Then there’s another question: do you throw your donations, time and resources towards the symptoms of the problem or the cause? In the short term, the symptoms will seem the obvious choice; however, if nothing is done about the cause or no investment put towards changing it, the problem will still continue. Addressing the cause only could be argued as ‘being cruel to be kind’—but is the issue something that can be eradicated, or is it too big a hurdle to overcome? Would saying ‘no’ to people in need today allow you to stop anyone needing such support in ten years’ time?
Another argument is that treating the symptoms of people in need stops them making the necessary changes to escape their situation. It’s not enablement as such, but it is seen by some as prolonging the problem; of course, this is only some people’s view, and those who do have this belief are unlikely to be working in the third sector. That said, most people only make changes when they finally decide to do so. So, does that mean that everyone in need has this resolve within them, deep down, which just needs to come to the surface at the right time? It’s an interesting question. Of course, I’m playing devil’s advocate here, but these points genuinely stop some people from donating to charities.

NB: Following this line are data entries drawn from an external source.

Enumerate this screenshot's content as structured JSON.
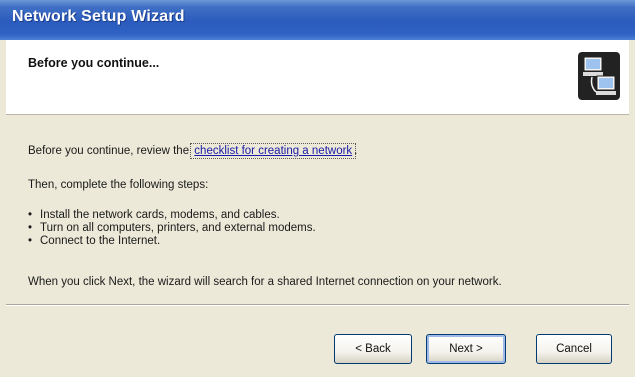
{
  "window": {
    "title": "Network Setup Wizard"
  },
  "header": {
    "heading": "Before you continue...",
    "icon": "network-computers-icon"
  },
  "content": {
    "intro_prefix": "Before you continue, review the ",
    "checklist_link": "checklist for creating a network",
    "intro_suffix": ".",
    "steps_intro": "Then, complete the following steps:",
    "steps": [
      "Install the network cards, modems, and cables.",
      "Turn on all computers, printers, and external modems.",
      "Connect to the Internet."
    ],
    "note": "When you click Next, the wizard will search for a shared Internet connection on your network."
  },
  "buttons": {
    "back": "< Back",
    "next": "Next >",
    "cancel": "Cancel"
  },
  "colors": {
    "titlebar": "#2a5bbd",
    "dialog_bg": "#ece9d8",
    "link": "#1a1aa8"
  }
}
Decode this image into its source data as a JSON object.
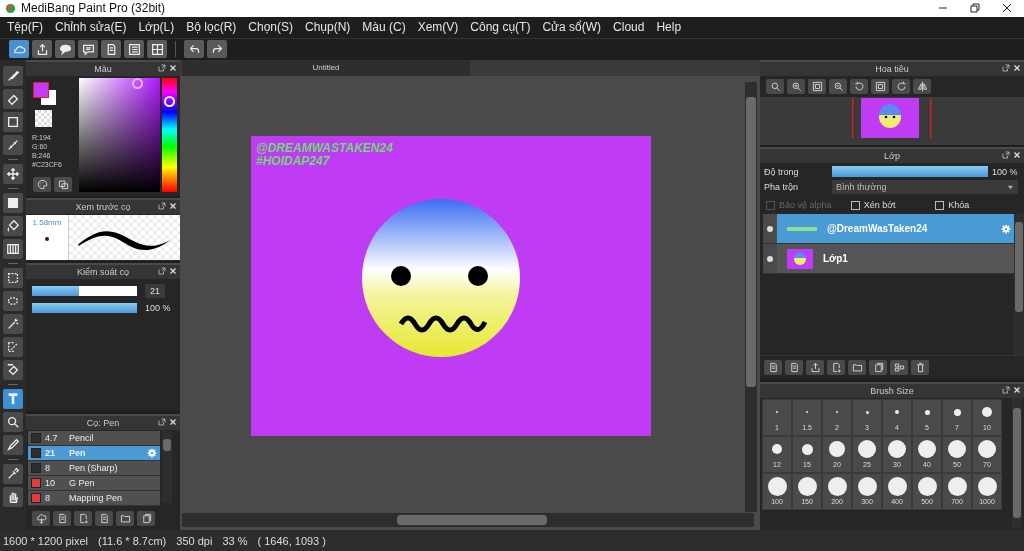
{
  "window": {
    "title": "MediBang Paint Pro (32bit)"
  },
  "menu": [
    "Tệp(F)",
    "Chỉnh sửa(E)",
    "Lớp(L)",
    "Bộ lọc(R)",
    "Chọn(S)",
    "Chụp(N)",
    "Màu (C)",
    "Xem(V)",
    "Công cụ(T)",
    "Cửa sổ(W)",
    "Cloud",
    "Help"
  ],
  "toolbar": [
    {
      "kind": "cloud",
      "selected": true
    },
    {
      "kind": "upload",
      "selected": false
    },
    {
      "kind": "speech-bubble",
      "selected": false
    },
    {
      "kind": "comment",
      "selected": false
    },
    {
      "kind": "page",
      "selected": false
    },
    {
      "kind": "list",
      "selected": false
    },
    {
      "kind": "grid",
      "selected": false
    },
    {
      "kind": "undo",
      "selected": false
    },
    {
      "kind": "redo",
      "selected": false
    }
  ],
  "tools": [
    {
      "kind": "brush",
      "selected": false
    },
    {
      "kind": "eraser",
      "selected": false
    },
    {
      "kind": "square",
      "selected": false
    },
    {
      "kind": "ruler",
      "selected": false
    },
    {
      "kind": "move",
      "selected": false
    },
    {
      "kind": "filled-square",
      "selected": false
    },
    {
      "kind": "bucket",
      "selected": false
    },
    {
      "kind": "gradient",
      "selected": false
    },
    {
      "kind": "selection",
      "selected": false
    },
    {
      "kind": "lasso",
      "selected": false
    },
    {
      "kind": "wand",
      "selected": false
    },
    {
      "kind": "selection-pen",
      "selected": false
    },
    {
      "kind": "selection-eraser",
      "selected": false
    },
    {
      "kind": "text",
      "selected": true
    },
    {
      "kind": "object-select",
      "selected": false
    },
    {
      "kind": "pen",
      "selected": false
    },
    {
      "kind": "dropper",
      "selected": false
    },
    {
      "kind": "hand",
      "selected": false
    }
  ],
  "color_panel": {
    "title": "Màu",
    "readouts": [
      "R:194",
      "G:60",
      "B:246",
      "#C23CF6"
    ]
  },
  "brush_preview": {
    "title": "Xem trước cọ",
    "size": "1.58mm"
  },
  "brush_control": {
    "title": "Kiểm soát cọ",
    "size": {
      "level": 0.45,
      "value": "21"
    },
    "opacity": {
      "level": 1,
      "reading": "100 %"
    }
  },
  "brush_list": {
    "title": "Cọ: Pen",
    "items": [
      {
        "size": "4.7",
        "name": "Pencil",
        "color": "#2e2e2e",
        "selected": false
      },
      {
        "size": "21",
        "name": "Pen",
        "color": "#2e2e2e",
        "selected": true
      },
      {
        "size": "8",
        "name": "Pen (Sharp)",
        "color": "#2e2e2e",
        "selected": false
      },
      {
        "size": "10",
        "name": "G Pen",
        "color": "#e83a3a",
        "selected": false
      },
      {
        "size": "8",
        "name": "Mapping Pen",
        "color": "#e83a3a",
        "selected": false
      }
    ]
  },
  "document": {
    "tab": "Untitled",
    "texts": [
      "@DREAMWASTAKEN24",
      "#HOIDAP247"
    ]
  },
  "navigator": {
    "title": "Hoa tiêu"
  },
  "layers": {
    "title": "Lớp",
    "opacity_label": "Độ trong",
    "opacity": {
      "level": 1,
      "reading": "100 %"
    },
    "blend_label": "Pha trộn",
    "blend": "Bình thường",
    "options": [
      {
        "label": "Bảo vệ alpha",
        "checked": false,
        "disabled": true
      },
      {
        "label": "Xén bớt",
        "checked": false,
        "disabled": false
      },
      {
        "label": "Khóa",
        "checked": false,
        "disabled": false
      }
    ],
    "items": [
      {
        "name": "@DreamWasTaken24",
        "kind": "text",
        "selected": true,
        "visible": true
      },
      {
        "name": "Lớp1",
        "kind": "image",
        "selected": false,
        "visible": true
      }
    ]
  },
  "brush_size": {
    "title": "Brush Size",
    "sizes": [
      "1",
      "1.5",
      "2",
      "3",
      "4",
      "5",
      "7",
      "10",
      "12",
      "15",
      "20",
      "25",
      "30",
      "40",
      "50",
      "70",
      "100",
      "150",
      "200",
      "300",
      "400",
      "500",
      "700",
      "1000"
    ]
  },
  "status_bar": [
    "1600 * 1200 pixel",
    "(11.6 * 8.7cm)",
    "350 dpi",
    "33 %",
    "( 1646, 1093 )"
  ]
}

Once you begin looking for beneficiaries, you will probably find more than your budget allows you to support. In this instance, how do you decide who gets your help and who doesn’t? This is where the thick skin comes in. Raising further funds to spread your support over a wider area is usually the tactic in this situation; however, this takes more time and effort, and possibly more people willing to help the cause to make this happen.
Certainly, concerning the majority of small, grass root charities I’ve come across, the founder often gives much more than you’d think, both financially and in terms of their time—because the cause is so close to their heart, and they can’t stomach the thought of anyone suffering. Believe me when I say the very best people with the biggest hearts work on the front line in the third sector. However, for a charity to make an impact that looks attractive to funders, it needs a strategic, often logical plan in place, and a determined argument as to why funds are being spent in the way they are. Emotion doesn’t come into these decisions very often, so it does actually benefit your organisation for you to be clear on the help it wants to give and the outcomes it hopes to achieve—because throwing money at the problem isn’t always the best way to lessen or curtail an issue.
Learning to say ‘no’ doesn’t mean you have a crevice where your heart should be or that you’re not cut out to run a charity—the exact opposite will be true. However, making the right decision for the people you’re trying to help or the problem you’d like to solve will be easier and more effective if it comes from your head rather than your heart.